Published: 29 July 2010



In the developing world co-infections and polyparasitism within humans appear to be the rule rather than the exception, be it any combination of inter-specific and/or inter- and intra-Genera mixed infections. Mixed infections might generate synergistic or antagonistic interactions and thereby clinically affect individuals and/or impact parasite epidemiology.


The current study uniquely assesses both Schistosoma mansoni- and Schistosoma haematobium-related morbidity of the liver and the bladder as assessed by ultrasound as well as spleen and liver morbidity through clinical exams. The impact of praziquantel (PZQ) treatment on such potential inter-specific schistosome interactions and resulting morbidity using uniquely detailed longitudinal data (pre- and one year post-PZQ treatment) arising from the National Schistosomiasis Control Program in three areas of Mali: Ségou, Koulikoro and Bamako, is also evaluated. At baseline, data were collected from up to 2196 children (aged 7-14 years), 844 of which were infected with S. haematobium only, 124 with S. mansoni only and 477 with both. Follow-up data were collected from up to 1265 children.

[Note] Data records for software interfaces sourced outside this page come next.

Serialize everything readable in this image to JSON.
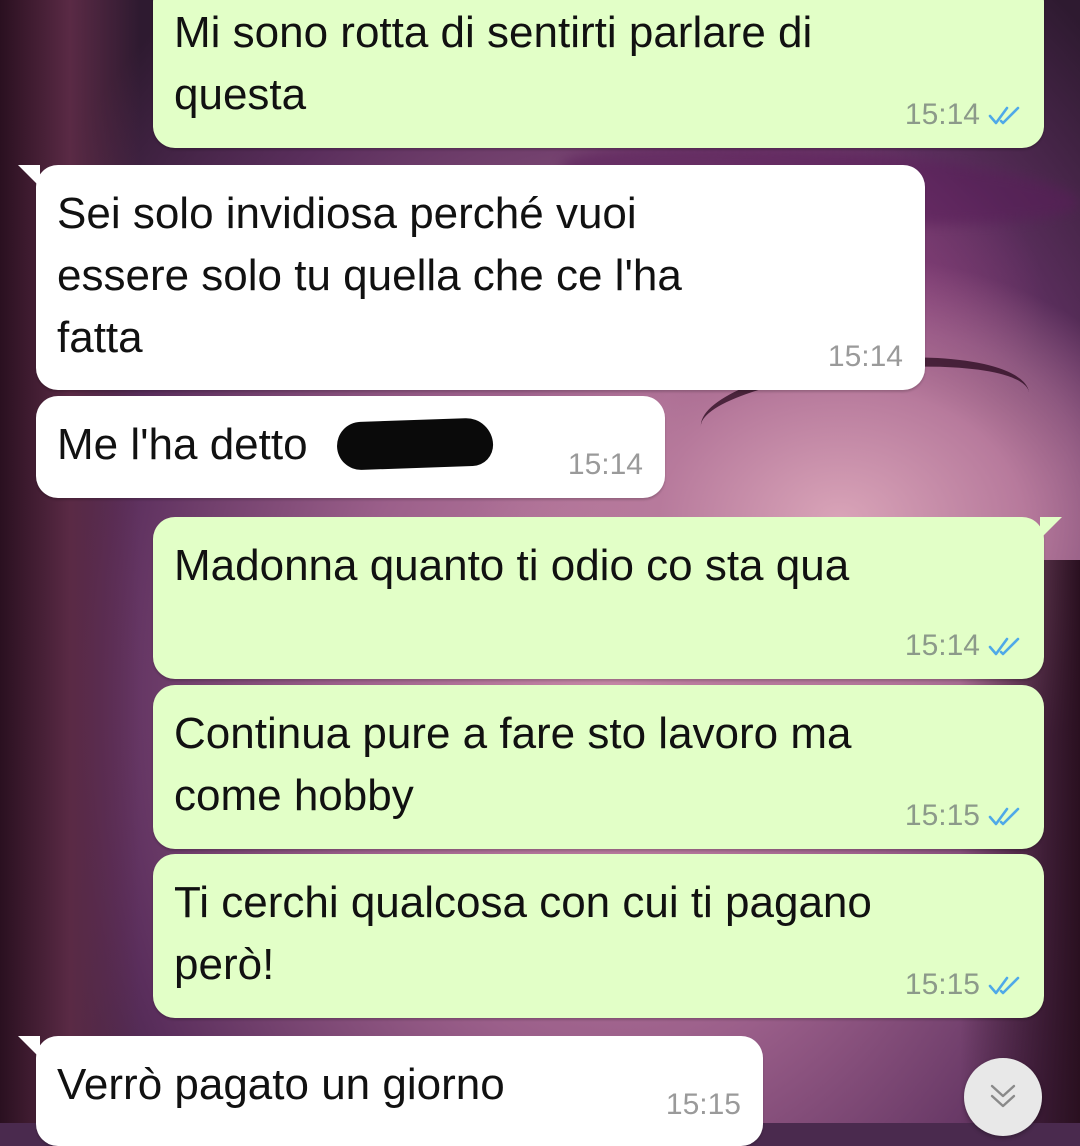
{
  "messages": [
    {
      "direction": "out",
      "text": "Mi sono rotta di sentirti parlare di\nquesta",
      "time": "15:14",
      "status": "read"
    },
    {
      "direction": "in",
      "text": "Sei solo invidiosa perché vuoi\nessere solo tu quella che ce l'ha\nfatta",
      "time": "15:14"
    },
    {
      "direction": "in",
      "text": "Me l'ha detto",
      "time": "15:14"
    },
    {
      "direction": "out",
      "text": "Madonna quanto ti odio co sta qua",
      "time": "15:14",
      "status": "read"
    },
    {
      "direction": "out",
      "text": "Continua pure a fare sto lavoro ma\ncome hobby",
      "time": "15:15",
      "status": "read"
    },
    {
      "direction": "out",
      "text": "Ti cerchi qualcosa con cui ti pagano\nperò!",
      "time": "15:15",
      "status": "read"
    },
    {
      "direction": "in",
      "text": "Verrò pagato un giorno",
      "time": "15:15"
    }
  ],
  "colors": {
    "outgoing_bubble": "#e2ffc7",
    "incoming_bubble": "#ffffff",
    "read_ticks": "#4fa9e8"
  },
  "icons": {
    "read_status": "double-check-icon",
    "scroll_down": "double-chevron-down-icon"
  }
}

Results suggested lower liver morbidity in mixed compared to single S. mansoni infections and higher bladder morbidity in mixed compared to single S. haematobium infections. Single S. haematobium or S. mansoni infections were also associated with liver and spleen morbidity whilst only single S. haematobium infections were associated with bladder morbidity in these children (light S. haematobium infection OR: 4.3, p < 0.001 and heavy S. haematobium infection OR: 19, p < 0.001). PZQ treatment contributed to the regression of some of the forms of such morbidities.


Whilst the precise biological mechanisms for these observations remain to be ascertained, the results illustrate the importance of considering mixed species infections in any analyses of parasite-induced morbidity, including that for the proposed Disability Adjusted Life Years (DALYs) revised estimates of schistosomiasis morbidity.